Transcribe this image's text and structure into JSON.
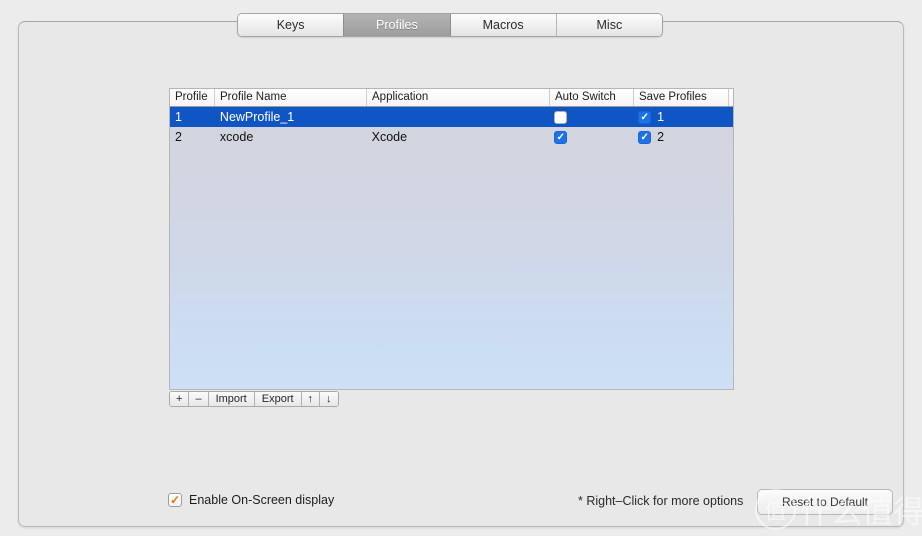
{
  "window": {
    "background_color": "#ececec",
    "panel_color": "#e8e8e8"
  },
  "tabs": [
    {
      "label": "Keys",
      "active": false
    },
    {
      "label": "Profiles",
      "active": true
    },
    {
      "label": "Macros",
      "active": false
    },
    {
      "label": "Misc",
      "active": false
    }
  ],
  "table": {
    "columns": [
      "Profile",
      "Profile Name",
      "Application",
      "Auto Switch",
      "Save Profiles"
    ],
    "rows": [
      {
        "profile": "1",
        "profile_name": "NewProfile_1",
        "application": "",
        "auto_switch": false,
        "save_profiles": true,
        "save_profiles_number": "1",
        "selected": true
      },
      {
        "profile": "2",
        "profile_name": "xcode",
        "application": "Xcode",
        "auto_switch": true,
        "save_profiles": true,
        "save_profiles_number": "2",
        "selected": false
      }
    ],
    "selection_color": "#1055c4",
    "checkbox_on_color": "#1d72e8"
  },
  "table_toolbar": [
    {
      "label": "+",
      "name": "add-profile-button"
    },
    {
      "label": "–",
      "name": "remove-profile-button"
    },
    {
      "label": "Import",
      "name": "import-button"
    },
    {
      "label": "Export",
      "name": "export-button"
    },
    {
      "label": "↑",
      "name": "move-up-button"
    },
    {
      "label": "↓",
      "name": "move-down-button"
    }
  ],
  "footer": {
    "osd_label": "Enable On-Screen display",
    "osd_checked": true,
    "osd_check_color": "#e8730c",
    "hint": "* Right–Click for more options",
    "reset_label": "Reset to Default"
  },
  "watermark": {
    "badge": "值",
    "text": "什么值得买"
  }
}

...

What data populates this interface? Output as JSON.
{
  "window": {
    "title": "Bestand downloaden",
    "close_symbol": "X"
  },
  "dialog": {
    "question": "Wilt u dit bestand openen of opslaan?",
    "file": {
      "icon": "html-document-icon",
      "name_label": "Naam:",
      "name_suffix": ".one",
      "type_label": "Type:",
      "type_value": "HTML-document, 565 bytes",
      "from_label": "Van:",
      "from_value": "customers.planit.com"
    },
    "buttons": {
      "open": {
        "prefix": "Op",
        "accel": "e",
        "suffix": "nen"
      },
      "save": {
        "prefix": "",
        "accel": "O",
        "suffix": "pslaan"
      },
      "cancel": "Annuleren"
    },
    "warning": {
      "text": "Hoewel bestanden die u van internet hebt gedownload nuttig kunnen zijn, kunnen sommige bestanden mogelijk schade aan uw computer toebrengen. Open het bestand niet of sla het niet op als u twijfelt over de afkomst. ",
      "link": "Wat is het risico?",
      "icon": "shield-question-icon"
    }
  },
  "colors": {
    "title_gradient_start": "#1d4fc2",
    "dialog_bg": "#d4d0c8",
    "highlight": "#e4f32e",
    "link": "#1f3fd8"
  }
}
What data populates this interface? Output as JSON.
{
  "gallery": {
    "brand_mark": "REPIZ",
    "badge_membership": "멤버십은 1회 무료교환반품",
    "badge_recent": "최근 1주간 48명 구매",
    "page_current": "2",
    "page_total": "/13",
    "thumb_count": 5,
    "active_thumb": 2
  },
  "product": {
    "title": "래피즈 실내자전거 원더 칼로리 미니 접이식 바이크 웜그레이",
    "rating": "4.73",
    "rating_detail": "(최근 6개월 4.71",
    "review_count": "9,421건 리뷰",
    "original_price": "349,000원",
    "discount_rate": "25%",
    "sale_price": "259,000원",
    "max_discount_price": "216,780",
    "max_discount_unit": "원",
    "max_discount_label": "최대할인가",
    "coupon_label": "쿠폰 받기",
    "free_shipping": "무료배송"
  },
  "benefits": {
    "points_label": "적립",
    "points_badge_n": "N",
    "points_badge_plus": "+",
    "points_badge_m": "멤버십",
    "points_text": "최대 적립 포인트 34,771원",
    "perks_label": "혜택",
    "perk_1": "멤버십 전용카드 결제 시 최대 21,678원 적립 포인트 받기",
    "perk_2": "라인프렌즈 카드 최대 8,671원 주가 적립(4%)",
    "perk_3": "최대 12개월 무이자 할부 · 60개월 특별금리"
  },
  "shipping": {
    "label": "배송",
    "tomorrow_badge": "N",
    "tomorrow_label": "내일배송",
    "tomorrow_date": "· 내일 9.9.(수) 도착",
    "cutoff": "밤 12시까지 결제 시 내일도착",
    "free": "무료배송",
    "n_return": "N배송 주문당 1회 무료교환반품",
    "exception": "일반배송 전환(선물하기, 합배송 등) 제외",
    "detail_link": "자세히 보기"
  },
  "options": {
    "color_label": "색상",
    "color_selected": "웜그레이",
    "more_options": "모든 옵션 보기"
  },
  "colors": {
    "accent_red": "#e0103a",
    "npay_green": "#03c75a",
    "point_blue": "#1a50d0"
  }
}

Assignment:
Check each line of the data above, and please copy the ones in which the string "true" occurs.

Final answer:
      "active": true
        "save_profiles": true,
        "selected": true
        "auto_switch": true,
        "save_profiles": true,
    "osd_checked": true,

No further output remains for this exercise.